**PROBLEM DESCRIPTION**
Copy out all the lines of the data that hold the word "Silently".

**STORED DATA**
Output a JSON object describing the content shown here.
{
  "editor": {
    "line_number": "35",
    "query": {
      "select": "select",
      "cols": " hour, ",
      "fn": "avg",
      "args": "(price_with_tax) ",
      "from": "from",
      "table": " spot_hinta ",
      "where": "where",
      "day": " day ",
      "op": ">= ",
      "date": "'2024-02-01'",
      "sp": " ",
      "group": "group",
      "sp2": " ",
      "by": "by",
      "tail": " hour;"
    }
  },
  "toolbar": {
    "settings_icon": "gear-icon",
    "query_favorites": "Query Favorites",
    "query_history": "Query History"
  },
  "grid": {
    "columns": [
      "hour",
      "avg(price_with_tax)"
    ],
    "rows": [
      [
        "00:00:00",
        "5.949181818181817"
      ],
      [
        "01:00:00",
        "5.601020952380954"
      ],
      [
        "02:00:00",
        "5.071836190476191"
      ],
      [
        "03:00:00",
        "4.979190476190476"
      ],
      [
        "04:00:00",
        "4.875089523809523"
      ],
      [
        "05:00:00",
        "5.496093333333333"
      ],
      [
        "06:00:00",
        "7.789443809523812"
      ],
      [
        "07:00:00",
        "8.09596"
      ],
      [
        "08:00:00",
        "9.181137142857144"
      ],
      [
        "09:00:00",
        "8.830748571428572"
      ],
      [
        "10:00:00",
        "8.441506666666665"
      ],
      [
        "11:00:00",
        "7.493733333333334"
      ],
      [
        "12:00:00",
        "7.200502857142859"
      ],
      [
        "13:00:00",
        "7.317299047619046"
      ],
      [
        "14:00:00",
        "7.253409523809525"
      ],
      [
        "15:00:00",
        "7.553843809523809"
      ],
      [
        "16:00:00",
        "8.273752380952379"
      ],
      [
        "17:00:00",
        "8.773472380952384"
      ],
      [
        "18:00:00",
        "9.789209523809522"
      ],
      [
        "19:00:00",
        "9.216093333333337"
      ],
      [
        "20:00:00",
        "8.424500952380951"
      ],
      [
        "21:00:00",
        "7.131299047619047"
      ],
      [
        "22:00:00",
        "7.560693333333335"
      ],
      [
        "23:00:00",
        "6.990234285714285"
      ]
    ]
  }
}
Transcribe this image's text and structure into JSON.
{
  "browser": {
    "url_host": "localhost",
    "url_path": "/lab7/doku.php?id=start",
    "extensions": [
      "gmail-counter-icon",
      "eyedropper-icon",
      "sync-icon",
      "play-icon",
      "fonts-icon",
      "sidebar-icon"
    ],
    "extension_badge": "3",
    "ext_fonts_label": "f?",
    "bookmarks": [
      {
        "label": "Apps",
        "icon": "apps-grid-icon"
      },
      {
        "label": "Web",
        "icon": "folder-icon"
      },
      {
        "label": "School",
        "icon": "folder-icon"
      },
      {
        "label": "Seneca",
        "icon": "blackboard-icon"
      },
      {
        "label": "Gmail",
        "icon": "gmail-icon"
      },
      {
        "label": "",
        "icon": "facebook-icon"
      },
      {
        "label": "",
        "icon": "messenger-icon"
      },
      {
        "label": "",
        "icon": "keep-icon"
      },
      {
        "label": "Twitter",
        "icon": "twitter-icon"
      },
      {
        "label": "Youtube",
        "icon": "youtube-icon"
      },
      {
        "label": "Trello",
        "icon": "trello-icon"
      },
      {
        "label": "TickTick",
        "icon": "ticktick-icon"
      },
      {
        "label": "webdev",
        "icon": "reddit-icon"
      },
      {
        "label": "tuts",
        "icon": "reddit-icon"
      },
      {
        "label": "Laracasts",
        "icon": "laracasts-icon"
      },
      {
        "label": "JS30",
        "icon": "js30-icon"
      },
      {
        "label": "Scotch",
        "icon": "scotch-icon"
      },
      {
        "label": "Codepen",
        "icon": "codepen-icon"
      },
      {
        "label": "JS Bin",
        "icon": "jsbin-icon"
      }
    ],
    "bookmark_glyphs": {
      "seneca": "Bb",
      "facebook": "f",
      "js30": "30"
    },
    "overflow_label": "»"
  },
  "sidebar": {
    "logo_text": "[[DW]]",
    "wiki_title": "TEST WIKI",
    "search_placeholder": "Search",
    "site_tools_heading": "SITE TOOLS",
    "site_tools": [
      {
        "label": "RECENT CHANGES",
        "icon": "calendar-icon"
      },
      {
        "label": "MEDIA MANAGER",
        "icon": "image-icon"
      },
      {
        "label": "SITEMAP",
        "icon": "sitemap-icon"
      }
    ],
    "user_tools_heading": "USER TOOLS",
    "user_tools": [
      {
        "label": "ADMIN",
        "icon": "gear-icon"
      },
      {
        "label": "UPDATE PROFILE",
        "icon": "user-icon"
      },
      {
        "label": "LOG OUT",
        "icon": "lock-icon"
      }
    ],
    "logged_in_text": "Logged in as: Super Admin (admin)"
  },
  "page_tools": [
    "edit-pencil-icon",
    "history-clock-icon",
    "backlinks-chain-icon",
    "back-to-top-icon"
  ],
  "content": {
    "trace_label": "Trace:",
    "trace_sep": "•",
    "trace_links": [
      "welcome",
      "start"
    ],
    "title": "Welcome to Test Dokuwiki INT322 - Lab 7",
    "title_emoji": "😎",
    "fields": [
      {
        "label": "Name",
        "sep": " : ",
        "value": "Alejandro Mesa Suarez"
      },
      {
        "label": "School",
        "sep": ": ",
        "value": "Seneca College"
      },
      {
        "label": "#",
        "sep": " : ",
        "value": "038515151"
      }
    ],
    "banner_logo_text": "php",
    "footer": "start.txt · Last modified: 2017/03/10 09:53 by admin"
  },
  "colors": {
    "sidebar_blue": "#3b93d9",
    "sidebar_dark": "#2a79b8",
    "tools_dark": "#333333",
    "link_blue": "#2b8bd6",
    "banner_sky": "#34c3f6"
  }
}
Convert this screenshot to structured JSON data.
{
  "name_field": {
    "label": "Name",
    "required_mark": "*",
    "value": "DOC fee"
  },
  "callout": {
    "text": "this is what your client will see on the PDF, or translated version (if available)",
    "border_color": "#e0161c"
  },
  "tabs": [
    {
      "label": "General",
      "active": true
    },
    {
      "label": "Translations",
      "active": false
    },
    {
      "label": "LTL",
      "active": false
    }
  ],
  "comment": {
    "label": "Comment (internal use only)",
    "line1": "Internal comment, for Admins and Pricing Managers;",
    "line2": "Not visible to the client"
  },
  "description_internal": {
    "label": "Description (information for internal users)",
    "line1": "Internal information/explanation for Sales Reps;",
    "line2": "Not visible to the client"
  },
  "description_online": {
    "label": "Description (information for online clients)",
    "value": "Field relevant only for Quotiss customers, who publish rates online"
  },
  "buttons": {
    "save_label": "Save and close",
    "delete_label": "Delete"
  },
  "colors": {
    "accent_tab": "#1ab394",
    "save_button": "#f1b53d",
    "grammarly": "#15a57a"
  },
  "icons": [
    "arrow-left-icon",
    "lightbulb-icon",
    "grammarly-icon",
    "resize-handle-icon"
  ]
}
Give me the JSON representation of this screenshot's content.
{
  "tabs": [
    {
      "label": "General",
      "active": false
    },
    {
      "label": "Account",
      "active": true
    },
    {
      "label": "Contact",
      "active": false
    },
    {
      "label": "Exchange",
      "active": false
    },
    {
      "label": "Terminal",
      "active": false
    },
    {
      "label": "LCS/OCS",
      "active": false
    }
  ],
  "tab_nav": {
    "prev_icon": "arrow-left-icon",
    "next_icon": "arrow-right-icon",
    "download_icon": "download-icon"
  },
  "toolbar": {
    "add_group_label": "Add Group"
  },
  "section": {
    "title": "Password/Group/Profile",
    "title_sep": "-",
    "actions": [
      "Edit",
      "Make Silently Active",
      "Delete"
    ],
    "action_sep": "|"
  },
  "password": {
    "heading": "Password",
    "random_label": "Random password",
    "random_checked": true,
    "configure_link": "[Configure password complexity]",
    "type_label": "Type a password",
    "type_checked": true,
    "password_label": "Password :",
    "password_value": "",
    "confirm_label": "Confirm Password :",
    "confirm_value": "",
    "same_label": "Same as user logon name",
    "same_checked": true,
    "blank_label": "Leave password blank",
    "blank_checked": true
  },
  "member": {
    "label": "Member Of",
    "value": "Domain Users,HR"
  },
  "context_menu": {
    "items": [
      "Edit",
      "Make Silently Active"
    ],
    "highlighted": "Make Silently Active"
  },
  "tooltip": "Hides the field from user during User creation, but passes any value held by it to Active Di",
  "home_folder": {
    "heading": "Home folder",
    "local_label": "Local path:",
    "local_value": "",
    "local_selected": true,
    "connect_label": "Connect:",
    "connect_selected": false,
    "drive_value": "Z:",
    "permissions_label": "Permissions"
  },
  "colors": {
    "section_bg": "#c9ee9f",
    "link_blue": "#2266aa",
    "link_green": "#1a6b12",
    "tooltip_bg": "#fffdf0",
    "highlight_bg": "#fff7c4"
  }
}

**ANSWER FOR THE TASK**
      "Make Silently Active",
      "Make Silently Active"
    "highlighted": "Make Silently Active"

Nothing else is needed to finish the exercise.